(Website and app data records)
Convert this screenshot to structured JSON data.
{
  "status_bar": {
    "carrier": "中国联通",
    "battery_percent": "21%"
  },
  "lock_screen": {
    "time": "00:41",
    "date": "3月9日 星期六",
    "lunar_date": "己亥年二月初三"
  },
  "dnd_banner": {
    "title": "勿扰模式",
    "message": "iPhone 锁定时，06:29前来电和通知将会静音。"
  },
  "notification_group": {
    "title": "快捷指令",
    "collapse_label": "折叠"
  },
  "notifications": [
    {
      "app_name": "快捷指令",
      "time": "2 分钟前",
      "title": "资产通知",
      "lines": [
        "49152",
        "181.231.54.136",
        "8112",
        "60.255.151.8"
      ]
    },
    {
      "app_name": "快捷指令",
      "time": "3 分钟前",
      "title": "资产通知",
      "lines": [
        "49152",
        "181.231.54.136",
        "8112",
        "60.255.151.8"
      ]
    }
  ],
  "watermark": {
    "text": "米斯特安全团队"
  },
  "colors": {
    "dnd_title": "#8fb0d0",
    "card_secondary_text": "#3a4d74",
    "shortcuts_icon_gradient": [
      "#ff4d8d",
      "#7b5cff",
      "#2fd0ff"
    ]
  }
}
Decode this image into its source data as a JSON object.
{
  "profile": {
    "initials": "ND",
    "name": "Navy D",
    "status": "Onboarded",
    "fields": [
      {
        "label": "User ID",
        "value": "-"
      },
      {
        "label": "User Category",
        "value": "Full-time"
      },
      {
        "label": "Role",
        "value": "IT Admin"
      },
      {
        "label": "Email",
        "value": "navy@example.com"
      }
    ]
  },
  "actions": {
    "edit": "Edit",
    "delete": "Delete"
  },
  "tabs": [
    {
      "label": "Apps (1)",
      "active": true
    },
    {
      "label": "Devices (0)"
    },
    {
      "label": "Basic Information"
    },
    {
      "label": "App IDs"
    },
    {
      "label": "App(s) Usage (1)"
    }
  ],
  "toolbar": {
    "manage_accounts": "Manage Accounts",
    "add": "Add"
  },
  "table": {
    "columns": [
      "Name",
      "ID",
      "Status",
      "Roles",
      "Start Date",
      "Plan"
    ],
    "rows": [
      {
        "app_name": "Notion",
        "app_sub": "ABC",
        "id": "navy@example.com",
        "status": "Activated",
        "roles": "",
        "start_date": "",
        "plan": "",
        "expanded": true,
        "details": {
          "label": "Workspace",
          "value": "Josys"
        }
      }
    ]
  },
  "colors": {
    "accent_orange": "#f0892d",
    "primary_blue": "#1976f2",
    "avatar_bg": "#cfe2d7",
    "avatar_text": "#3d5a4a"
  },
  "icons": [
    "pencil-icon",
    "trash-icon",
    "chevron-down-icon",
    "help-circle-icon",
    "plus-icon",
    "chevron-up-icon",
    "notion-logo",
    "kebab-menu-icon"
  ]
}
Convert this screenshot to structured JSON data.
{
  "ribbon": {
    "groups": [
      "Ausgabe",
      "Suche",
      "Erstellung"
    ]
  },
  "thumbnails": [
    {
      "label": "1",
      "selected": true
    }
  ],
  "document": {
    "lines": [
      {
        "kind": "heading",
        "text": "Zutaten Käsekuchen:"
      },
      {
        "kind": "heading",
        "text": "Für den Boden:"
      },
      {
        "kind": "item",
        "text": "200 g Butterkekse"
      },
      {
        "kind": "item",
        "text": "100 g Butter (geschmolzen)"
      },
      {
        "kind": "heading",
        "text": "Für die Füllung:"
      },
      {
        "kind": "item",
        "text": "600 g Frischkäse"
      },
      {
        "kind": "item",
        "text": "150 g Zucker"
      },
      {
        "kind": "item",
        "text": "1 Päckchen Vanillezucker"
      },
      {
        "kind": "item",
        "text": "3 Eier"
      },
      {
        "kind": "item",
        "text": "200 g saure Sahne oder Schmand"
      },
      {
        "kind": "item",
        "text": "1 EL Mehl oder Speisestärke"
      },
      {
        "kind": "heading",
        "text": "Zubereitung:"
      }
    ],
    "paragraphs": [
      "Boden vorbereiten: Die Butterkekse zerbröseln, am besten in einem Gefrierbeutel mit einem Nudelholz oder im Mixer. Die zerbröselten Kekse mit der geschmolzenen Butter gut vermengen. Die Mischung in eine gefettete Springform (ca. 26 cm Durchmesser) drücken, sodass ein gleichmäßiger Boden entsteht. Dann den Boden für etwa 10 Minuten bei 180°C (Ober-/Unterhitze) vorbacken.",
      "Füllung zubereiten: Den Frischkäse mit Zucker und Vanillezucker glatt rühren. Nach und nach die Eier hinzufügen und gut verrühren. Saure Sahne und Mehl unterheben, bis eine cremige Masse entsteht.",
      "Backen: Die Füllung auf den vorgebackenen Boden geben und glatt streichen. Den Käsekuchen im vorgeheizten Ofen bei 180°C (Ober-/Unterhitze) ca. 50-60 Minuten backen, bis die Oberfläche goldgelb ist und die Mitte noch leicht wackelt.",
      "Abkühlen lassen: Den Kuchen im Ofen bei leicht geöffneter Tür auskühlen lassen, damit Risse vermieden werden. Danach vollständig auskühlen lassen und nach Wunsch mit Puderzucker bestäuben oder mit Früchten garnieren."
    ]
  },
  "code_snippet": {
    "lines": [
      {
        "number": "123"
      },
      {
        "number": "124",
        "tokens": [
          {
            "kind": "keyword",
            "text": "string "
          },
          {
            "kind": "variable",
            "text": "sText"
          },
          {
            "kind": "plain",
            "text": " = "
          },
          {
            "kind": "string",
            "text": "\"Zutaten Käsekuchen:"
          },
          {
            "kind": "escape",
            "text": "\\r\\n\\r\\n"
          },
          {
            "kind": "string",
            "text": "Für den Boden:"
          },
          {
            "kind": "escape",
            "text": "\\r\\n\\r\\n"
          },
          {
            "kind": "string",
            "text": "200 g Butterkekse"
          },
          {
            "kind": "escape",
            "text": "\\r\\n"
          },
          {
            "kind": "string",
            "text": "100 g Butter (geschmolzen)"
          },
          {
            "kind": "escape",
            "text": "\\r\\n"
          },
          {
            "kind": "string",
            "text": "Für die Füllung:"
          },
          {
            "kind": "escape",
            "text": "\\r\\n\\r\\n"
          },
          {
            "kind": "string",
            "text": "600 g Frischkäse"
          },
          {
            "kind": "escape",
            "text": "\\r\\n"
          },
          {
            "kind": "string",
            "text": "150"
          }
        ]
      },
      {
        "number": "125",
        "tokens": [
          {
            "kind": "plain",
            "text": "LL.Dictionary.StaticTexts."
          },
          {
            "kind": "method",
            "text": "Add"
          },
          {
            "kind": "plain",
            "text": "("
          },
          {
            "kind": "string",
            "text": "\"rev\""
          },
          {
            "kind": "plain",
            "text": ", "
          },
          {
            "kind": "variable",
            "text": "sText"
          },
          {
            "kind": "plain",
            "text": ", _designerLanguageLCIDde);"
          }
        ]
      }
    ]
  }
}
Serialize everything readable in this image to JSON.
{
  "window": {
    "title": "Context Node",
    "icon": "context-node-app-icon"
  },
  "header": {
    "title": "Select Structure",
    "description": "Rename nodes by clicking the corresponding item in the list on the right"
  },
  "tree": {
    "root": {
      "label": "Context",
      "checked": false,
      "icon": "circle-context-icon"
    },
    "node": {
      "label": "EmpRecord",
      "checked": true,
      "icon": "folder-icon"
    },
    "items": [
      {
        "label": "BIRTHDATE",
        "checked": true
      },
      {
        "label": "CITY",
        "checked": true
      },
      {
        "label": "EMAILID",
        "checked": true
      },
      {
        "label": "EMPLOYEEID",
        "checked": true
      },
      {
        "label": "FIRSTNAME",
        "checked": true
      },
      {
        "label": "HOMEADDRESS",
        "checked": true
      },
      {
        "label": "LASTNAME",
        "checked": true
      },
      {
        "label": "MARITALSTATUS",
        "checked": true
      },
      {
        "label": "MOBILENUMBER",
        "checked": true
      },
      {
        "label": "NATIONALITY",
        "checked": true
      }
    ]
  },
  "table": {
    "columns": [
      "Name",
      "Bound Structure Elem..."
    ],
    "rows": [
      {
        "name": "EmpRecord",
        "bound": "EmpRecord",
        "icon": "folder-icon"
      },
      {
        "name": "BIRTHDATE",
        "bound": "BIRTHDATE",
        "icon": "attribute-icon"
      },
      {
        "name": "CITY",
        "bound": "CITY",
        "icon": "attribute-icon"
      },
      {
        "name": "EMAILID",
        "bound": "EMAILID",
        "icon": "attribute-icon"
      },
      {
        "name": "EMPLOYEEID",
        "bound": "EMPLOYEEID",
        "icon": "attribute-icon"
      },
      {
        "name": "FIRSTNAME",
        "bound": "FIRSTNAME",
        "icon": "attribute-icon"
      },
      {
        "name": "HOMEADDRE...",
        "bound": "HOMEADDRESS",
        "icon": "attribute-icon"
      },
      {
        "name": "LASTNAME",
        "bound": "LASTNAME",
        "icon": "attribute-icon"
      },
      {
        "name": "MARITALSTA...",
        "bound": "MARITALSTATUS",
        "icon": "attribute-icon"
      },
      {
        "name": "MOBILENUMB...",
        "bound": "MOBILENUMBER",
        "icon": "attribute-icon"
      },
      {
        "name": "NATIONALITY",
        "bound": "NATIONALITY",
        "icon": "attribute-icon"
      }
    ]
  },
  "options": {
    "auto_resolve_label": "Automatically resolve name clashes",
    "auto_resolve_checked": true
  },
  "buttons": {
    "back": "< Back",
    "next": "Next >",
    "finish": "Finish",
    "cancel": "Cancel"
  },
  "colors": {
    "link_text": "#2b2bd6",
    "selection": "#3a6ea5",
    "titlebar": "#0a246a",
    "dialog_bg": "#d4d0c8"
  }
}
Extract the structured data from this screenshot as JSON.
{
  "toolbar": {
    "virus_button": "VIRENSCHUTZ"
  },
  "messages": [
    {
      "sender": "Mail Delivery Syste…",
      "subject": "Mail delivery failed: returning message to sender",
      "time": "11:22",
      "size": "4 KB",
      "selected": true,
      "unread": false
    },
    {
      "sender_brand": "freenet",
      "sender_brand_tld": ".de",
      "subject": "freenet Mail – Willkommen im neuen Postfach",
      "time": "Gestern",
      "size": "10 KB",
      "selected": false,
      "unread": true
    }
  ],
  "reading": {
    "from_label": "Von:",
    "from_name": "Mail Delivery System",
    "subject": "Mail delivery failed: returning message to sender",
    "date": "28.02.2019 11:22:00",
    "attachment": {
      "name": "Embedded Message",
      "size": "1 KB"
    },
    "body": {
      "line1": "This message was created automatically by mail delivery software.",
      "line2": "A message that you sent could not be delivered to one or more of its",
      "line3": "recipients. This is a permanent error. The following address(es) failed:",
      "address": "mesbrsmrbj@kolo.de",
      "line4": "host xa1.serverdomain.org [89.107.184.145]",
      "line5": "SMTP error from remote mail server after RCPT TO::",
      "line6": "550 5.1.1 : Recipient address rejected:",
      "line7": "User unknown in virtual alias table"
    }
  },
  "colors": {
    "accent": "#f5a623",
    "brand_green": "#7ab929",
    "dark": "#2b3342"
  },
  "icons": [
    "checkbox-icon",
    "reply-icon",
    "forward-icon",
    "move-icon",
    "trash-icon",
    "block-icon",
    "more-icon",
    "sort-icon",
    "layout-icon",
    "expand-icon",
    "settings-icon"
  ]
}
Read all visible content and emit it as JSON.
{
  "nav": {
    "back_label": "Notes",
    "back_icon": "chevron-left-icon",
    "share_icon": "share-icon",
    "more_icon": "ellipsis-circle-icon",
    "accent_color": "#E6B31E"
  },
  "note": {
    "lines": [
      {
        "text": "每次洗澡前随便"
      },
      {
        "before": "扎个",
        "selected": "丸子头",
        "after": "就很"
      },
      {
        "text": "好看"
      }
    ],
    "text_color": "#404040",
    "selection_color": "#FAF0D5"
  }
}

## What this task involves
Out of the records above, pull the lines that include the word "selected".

## Solution for this problem
      "selected": true
      "selected": true,
      "selected": false,
        "selected": "丸子头",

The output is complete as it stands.